Standard pruning, known as "tree form" or "specimen tree" pruning, transforms crepe myrtles into small, tree-like specimens. This style combines the beauty of the crepe myrtle's bark and branching structure with the elegance of a tree. Here's how standard pruning is achieved:
1. Single Trunk Formation: Select a single, central solid trunk and remove any competing shoots or branches that emerge near the base of the shrub. This establishes the desired tree-like form.
2. Remove Lower Branches: Gradually remove the lower branches over several years to create a clear, tree-like trunk. Prune these branches back to the main trunk or a lateral branch.
3. Encourage Canopy Growth: As the central trunk develops, allow the upper branches to grow naturally, forming a canopy. Minimal pruning is required for the upper limbs to maintain their natural appearance.
4. Pruning Timing: Standard pruning is best performed in late winter or early spring when the crepe myrtle is dormant and before new growth begins. Standard-pruned crepe myrtles offer an elegant focal point in gardens and landscapes. Their tree-like appearance provides a vertical element that can be particularly appealing in smaller spaces or as an accent in mixed plantings.
The Optimal Times for Crepe Myrtle Pruning
Timing is crucial for crepe myrtle pruning, regardless of the chosen style. Here are the optimal times for pruning:
1. Late Winter to Early Spring: This is the ideal time for natural, standard, and pollarded pruning. Perform pruning while the shrub is dormant but just before new growth begins, usually in late winter or early spring.
2. Avoid Summer Pruning: Avoiding crepe myrtles in full bloom is generally recommended. Pruning during this time can reduce the number of blossoms and delay or interrupt the flowering cycle.
3. Deadheading Blooms: If you wish to remove spent blooms to encourage additional flowering, do so during the summer as the blossoms fade. This is known as "deadheading."
4. Minor Pruning Year-Round: While significant pruning is best done during the dormant season, minor maintenance, such as removing dead or diseased branches, can be performed year-round.
Crepe myrtle pruning offers various styles to suit different preferences and garden designs. Natural pruning preserves the shrub's wild beauty, pollarded pruning provides precision and formality, and standard pruning offers elegance and vertical presence.
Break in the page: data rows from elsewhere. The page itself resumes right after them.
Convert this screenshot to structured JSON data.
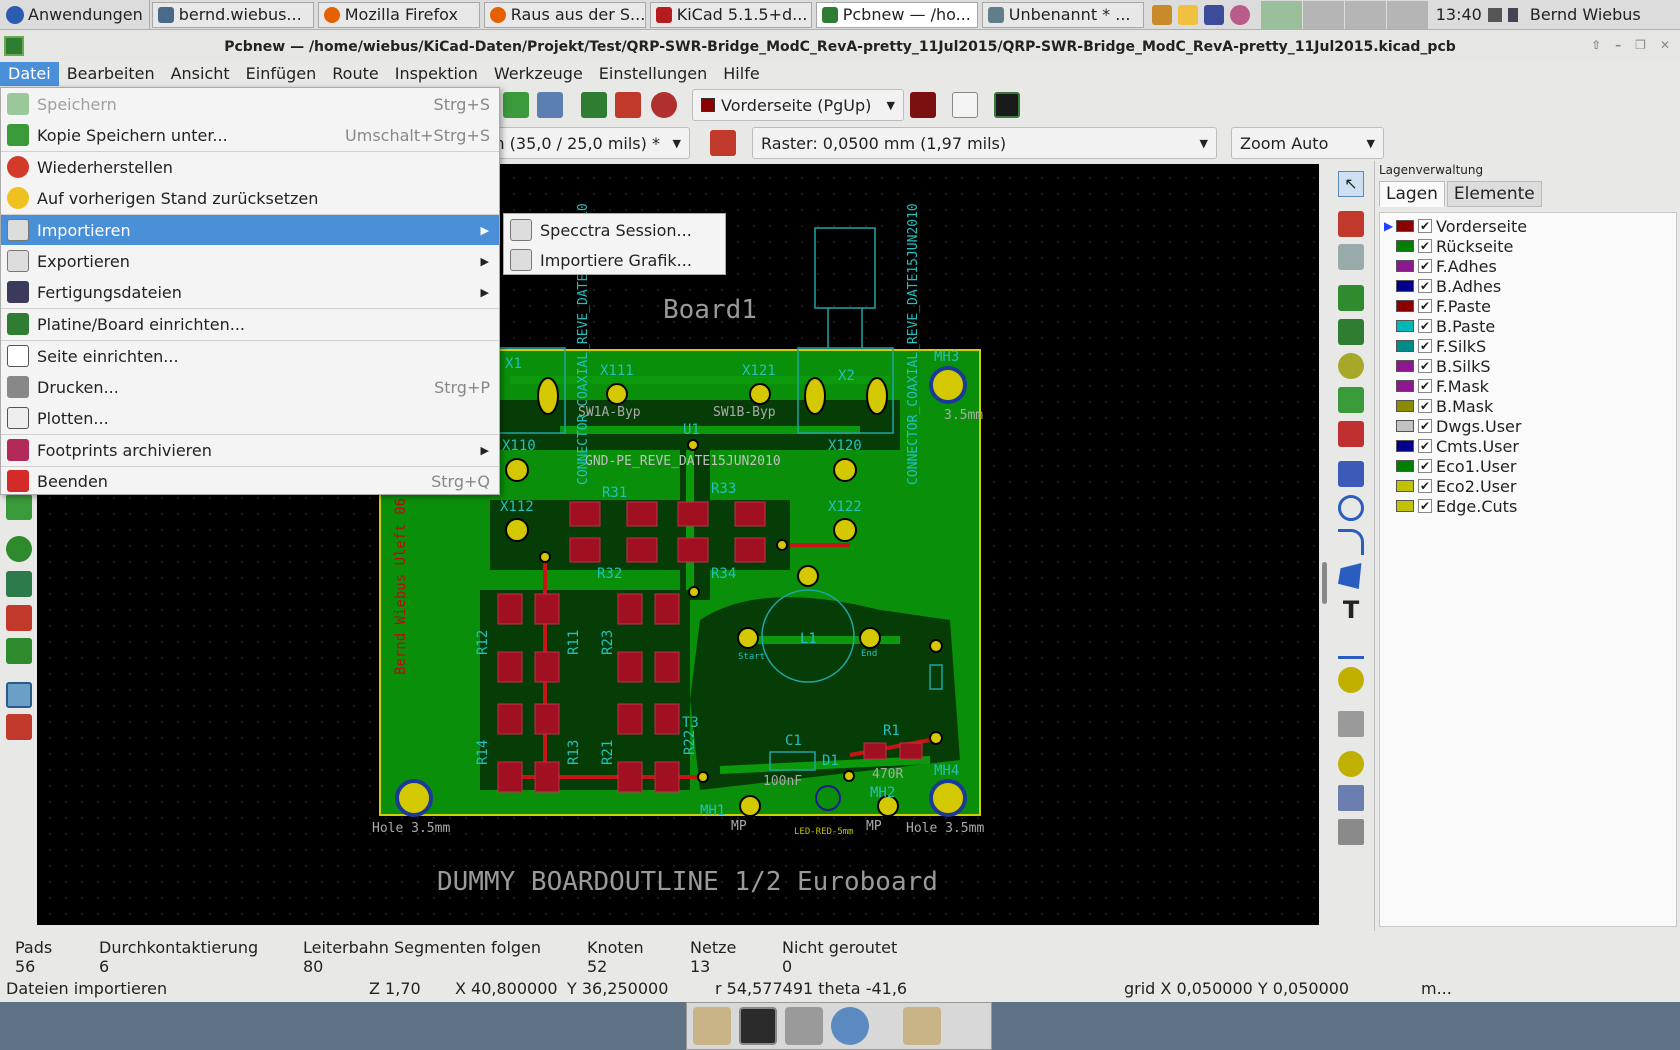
{
  "taskbar": {
    "start_label": "Anwendungen",
    "tasks": [
      {
        "label": "bernd.wiebus...",
        "icon": "terminal-icon"
      },
      {
        "label": "Mozilla Firefox",
        "icon": "firefox-icon"
      },
      {
        "label": "Raus aus der S...",
        "icon": "firefox-icon"
      },
      {
        "label": "KiCad 5.1.5+d...",
        "icon": "kicad-icon"
      },
      {
        "label": "Pcbnew — /ho...",
        "icon": "pcbnew-icon"
      },
      {
        "label": "Unbenannt * ...",
        "icon": "editor-icon"
      }
    ],
    "clock": "13:40",
    "user": "Bernd Wiebus"
  },
  "window": {
    "title": "Pcbnew — /home/wiebus/KiCad-Daten/Projekt/Test/QRP-SWR-Bridge_ModC_RevA-pretty_11Jul2015/QRP-SWR-Bridge_ModC_RevA-pretty_11Jul2015.kicad_pcb"
  },
  "menubar": [
    "Datei",
    "Bearbeiten",
    "Ansicht",
    "Einfügen",
    "Route",
    "Inspektion",
    "Werkzeuge",
    "Einstellungen",
    "Hilfe"
  ],
  "file_menu": [
    {
      "label": "Speichern",
      "shortcut": "Strg+S",
      "disabled": true,
      "icon": "save-icon"
    },
    {
      "label": "Kopie Speichern unter...",
      "shortcut": "Umschalt+Strg+S",
      "icon": "save-copy-icon"
    },
    {
      "label": "Wiederherstellen",
      "shortcut": "",
      "icon": "restore-icon"
    },
    {
      "label": "Auf vorherigen Stand zurücksetzen",
      "shortcut": "",
      "icon": "revert-icon"
    },
    {
      "label": "Importieren",
      "submenu": true,
      "highlighted": true,
      "icon": "import-icon"
    },
    {
      "label": "Exportieren",
      "submenu": true,
      "icon": "export-icon"
    },
    {
      "label": "Fertigungsdateien",
      "submenu": true,
      "icon": "fabrication-icon"
    },
    {
      "label": "Platine/Board einrichten...",
      "icon": "board-setup-icon"
    },
    {
      "label": "Seite einrichten...",
      "icon": "page-setup-icon"
    },
    {
      "label": "Drucken...",
      "shortcut": "Strg+P",
      "icon": "print-icon"
    },
    {
      "label": "Plotten...",
      "icon": "plot-icon"
    },
    {
      "label": "Footprints archivieren",
      "submenu": true,
      "icon": "archive-icon"
    },
    {
      "label": "Beenden",
      "shortcut": "Strg+Q",
      "icon": "quit-icon"
    }
  ],
  "import_submenu": [
    "Specctra Session...",
    "Importiere Grafik..."
  ],
  "toolbar": {
    "layer_select": "Vorderseite (PgUp)",
    "track_width": "m (35,0 / 25,0 mils) *",
    "grid": "Raster: 0,0500 mm (1,97 mils)",
    "zoom": "Zoom Auto"
  },
  "canvas": {
    "board_label": "Board1",
    "outline_label": "DUMMY BOARDOUTLINE 1/2 Euroboard",
    "silk_vertical": "Bernd Wiebus Uleft 06 August 2010 QRP-SWR-Bridge 50 Ohm/5W",
    "refs": [
      "X1",
      "X111",
      "X121",
      "X2",
      "MH3",
      "X110",
      "X120",
      "U1",
      "X112",
      "X122",
      "R31",
      "R33",
      "R32",
      "R34",
      "L1",
      "R12",
      "R11",
      "R23",
      "R14",
      "R13",
      "R21",
      "R22",
      "C1",
      "R1",
      "MH1",
      "MH2",
      "MH4",
      "D1",
      "T3"
    ],
    "values": [
      "SW1A-Byp",
      "SW1B-Byp",
      "Hole 3.5mm",
      "Hole 3.5mm",
      "100nF",
      "470R",
      "MP",
      "MP",
      "LED-RED-5mm",
      "Start",
      "End",
      "GND-PE_REVE_DATE15JUN2010",
      "CONNECTOR_COAXIAL_REVE_DATE15JUN2010",
      "CONNECTOR_COAXIAL_REVE_DATE15JUN2010",
      "3.5mm"
    ]
  },
  "layers_panel": {
    "title": "Lagenverwaltung",
    "tabs": [
      "Lagen",
      "Elemente"
    ],
    "layers": [
      {
        "name": "Vorderseite",
        "color": "#8b0000",
        "current": true
      },
      {
        "name": "Rückseite",
        "color": "#008000"
      },
      {
        "name": "F.Adhes",
        "color": "#8e168e"
      },
      {
        "name": "B.Adhes",
        "color": "#00008b"
      },
      {
        "name": "F.Paste",
        "color": "#8b0000"
      },
      {
        "name": "B.Paste",
        "color": "#00b8b8"
      },
      {
        "name": "F.SilkS",
        "color": "#008b8b"
      },
      {
        "name": "B.SilkS",
        "color": "#8e168e"
      },
      {
        "name": "F.Mask",
        "color": "#8e168e"
      },
      {
        "name": "B.Mask",
        "color": "#8b8b00"
      },
      {
        "name": "Dwgs.User",
        "color": "#c2c2c2"
      },
      {
        "name": "Cmts.User",
        "color": "#00008b"
      },
      {
        "name": "Eco1.User",
        "color": "#008000"
      },
      {
        "name": "Eco2.User",
        "color": "#c2c200"
      },
      {
        "name": "Edge.Cuts",
        "color": "#c2c200"
      }
    ]
  },
  "status": {
    "columns": [
      {
        "label": "Pads",
        "value": "56"
      },
      {
        "label": "Durchkontaktierung",
        "value": "6"
      },
      {
        "label": "Leiterbahn Segmenten folgen",
        "value": "80"
      },
      {
        "label": "Knoten",
        "value": "52"
      },
      {
        "label": "Netze",
        "value": "13"
      },
      {
        "label": "Nicht geroutet",
        "value": "0"
      }
    ],
    "message": "Dateien importieren",
    "zoom": "Z 1,70",
    "x": "X 40,800000",
    "y": "Y 36,250000",
    "polar": "r 54,577491  theta -41,6",
    "grid": "grid X 0,050000  Y 0,050000",
    "units": "m..."
  }
}
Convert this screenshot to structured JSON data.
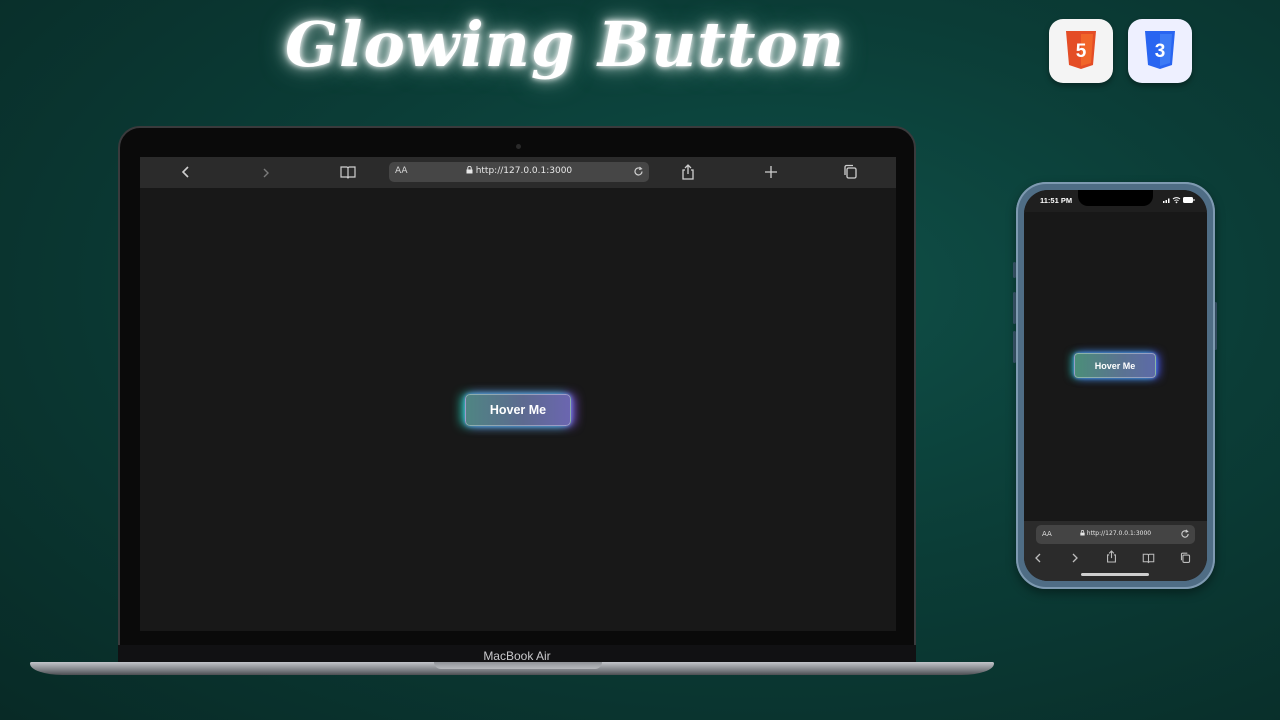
{
  "title": "Glowing Button",
  "badges": {
    "html": {
      "icon": "html5-icon",
      "label": "5",
      "color": "#e44d26"
    },
    "css": {
      "icon": "css3-icon",
      "label": "3",
      "color": "#2965f1"
    }
  },
  "laptop": {
    "label": "MacBook Air",
    "browser": {
      "address_prefix": "AA",
      "url": "http://127.0.0.1:3000",
      "icons": [
        "back-icon",
        "forward-icon",
        "bookmarks-icon",
        "lock-icon",
        "reload-icon",
        "share-icon",
        "new-tab-icon",
        "tabs-icon"
      ]
    },
    "button_label": "Hover Me"
  },
  "phone": {
    "status_time": "11:51 PM",
    "button_label": "Hover Me",
    "address_prefix": "AA",
    "url": "http://127.0.0.1:3000",
    "icons": [
      "back-icon",
      "forward-icon",
      "share-icon",
      "bookmarks-icon",
      "tabs-icon"
    ]
  },
  "colors": {
    "background": "#0b3d37",
    "glow_cyan": "#28e6c8",
    "glow_purple": "#965aff",
    "screen_bg": "#181818"
  }
}
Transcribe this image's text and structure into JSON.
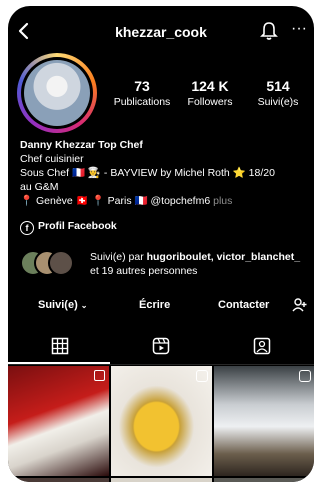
{
  "header": {
    "username": "khezzar_cook"
  },
  "stats": [
    {
      "value": "73",
      "label": "Publications"
    },
    {
      "value": "124 K",
      "label": "Followers"
    },
    {
      "value": "514",
      "label": "Suivi(e)s"
    }
  ],
  "bio": {
    "name": "Danny Khezzar Top Chef",
    "line1": "Chef cuisinier",
    "line2": "Sous Chef 🇫🇷 👨‍🍳 - BAYVIEW by Michel Roth ⭐ 18/20",
    "line3": "au G&M",
    "line4": "📍 Genève 🇨🇭 📍 Paris 🇫🇷 @topchefm6",
    "more": "plus"
  },
  "facebook": {
    "label": "Profil Facebook"
  },
  "followed_by": {
    "prefix": "Suivi(e) par",
    "names": "hugoriboulet, victor_blanchet_",
    "suffix": "et 19 autres personnes"
  },
  "actions": {
    "following": "Suivi(e)",
    "message": "Écrire",
    "contact": "Contacter"
  },
  "icons": {
    "back": "chevron-left-icon",
    "bell": "bell-icon",
    "more": "more-icon",
    "grid": "grid-icon",
    "reels": "reels-icon",
    "tagged": "tagged-icon",
    "add_user": "add-user-icon"
  }
}
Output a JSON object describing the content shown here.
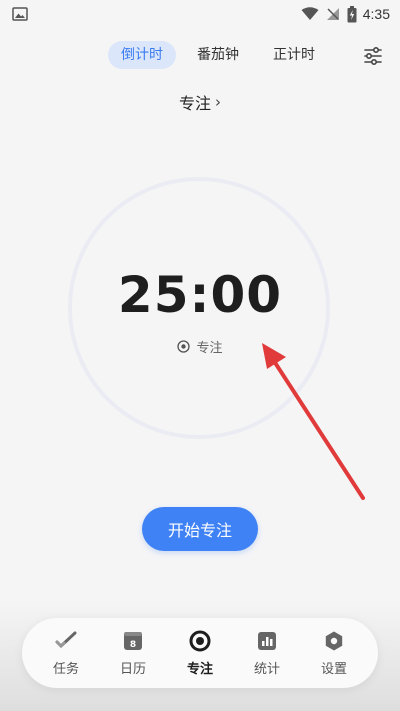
{
  "status_bar": {
    "time": "4:35"
  },
  "mode_tabs": [
    {
      "label": "倒计时",
      "active": true
    },
    {
      "label": "番茄钟",
      "active": false
    },
    {
      "label": "正计时",
      "active": false
    }
  ],
  "focus": {
    "title": "专注",
    "chevron": "›"
  },
  "timer": {
    "time": "25:00",
    "label": "专注"
  },
  "start_button": {
    "label": "开始专注"
  },
  "bottom_nav": [
    {
      "label": "任务",
      "icon": "check-icon",
      "active": false
    },
    {
      "label": "日历",
      "icon": "calendar-icon",
      "calendar_day": "8",
      "active": false
    },
    {
      "label": "专注",
      "icon": "focus-icon",
      "active": true
    },
    {
      "label": "统计",
      "icon": "stats-icon",
      "active": false
    },
    {
      "label": "设置",
      "icon": "settings-icon",
      "active": false
    }
  ],
  "colors": {
    "accent": "#3f82f5",
    "active_tab_bg": "#dbe6fb",
    "annotation_arrow": "#e03a3a"
  }
}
By understanding the techniques and timing associated with each style, gardeners can enhance the health and aesthetics of their crepe myrtles, ensuring they remain a captivating feature in their landscapes for years to come.